Though the Eden Prime map is a little more open than other Mass Effect locations (there are plenty of shacks and structures to explore), it’s nothing that you wont find elsewhere in the game, and requires the same cover and power-throwing tactics that lead to success throughout the game, against foes you’ve probably seen a hundred times before. In this respect From Ashes is a bit of a let down, as it brings nothing new to the table in terms of gameplay. The actual mission itself is over in around 35-45 minutes, after which Javik can be called upon as a squadmate, and his laser be added to your armoury.
From a storytelling perspective it’s rather more interesting though. Javik is quite a prickly character (as you’d probably imagine after waking up after an aeons-long nap to find your whole race devastated), and though certainly scripted to be unlikeable, does offer a neat glimpse into the psyche of Mass Effect’s most enigmatic species.

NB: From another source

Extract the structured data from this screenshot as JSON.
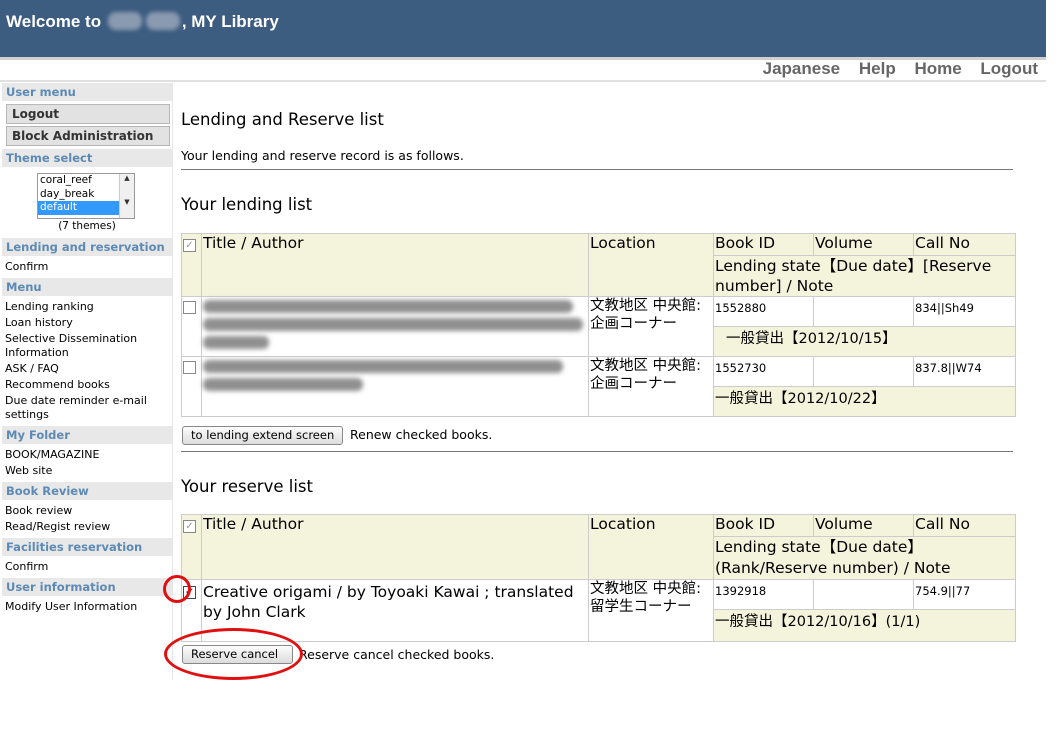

But perhaps not in the way you’d expect: Javik is a gruff soldier, not the god-like architects of the universe we’re so often led to believe the Protheans were. That’s not to say they weren’t highly advanced, but rather that Javik is not one of their intellectual elite. Antagonistic to practically Sheppard’s entire crew, he has a particularly disillusioning effect on Liara, the blue alien history buff who has spent most of her life studying and admiring the Protheans. The exchanges between her and Javik prove to be the best moments in From Ashes.
Javik also offers quips and commentary from his quarters in the ship should you approach him across the course of the game, meaning that the DLC is most valuable if you tackle it as early as possible.
It’s also suggestive that it should always have been in the game in the first place, rather than something gamers can pop in at any time during the adventure. BioWare have been criticised for what appears to be them withholding content in order to grab a cheap buck from fans, and while it was there in the N7 collectors edition of the game, it seems a bit stingy to have not offered From Ashes up for free for all players.
Whether From Ashes is worth your money or not is solely down to how big a Mass Effect 3 fan you are. If you’ve now seen all the series has to offer, it introduces a brand new character who, while not the most affable in the universe, offers an interesting look at one of the game’s most cryptic of races. However, it’s not bursting with action, and arguably should have been included in the game to begin with. There’s some great dialogue included here, and if you come for the storytelling in Mass Effect the pack adds another layer of depth to Liara’s character in particular. On the whole though, it’s one probably best left for the inevitable DLC sales season.
By Gerald Lynch | March 23rd, 2012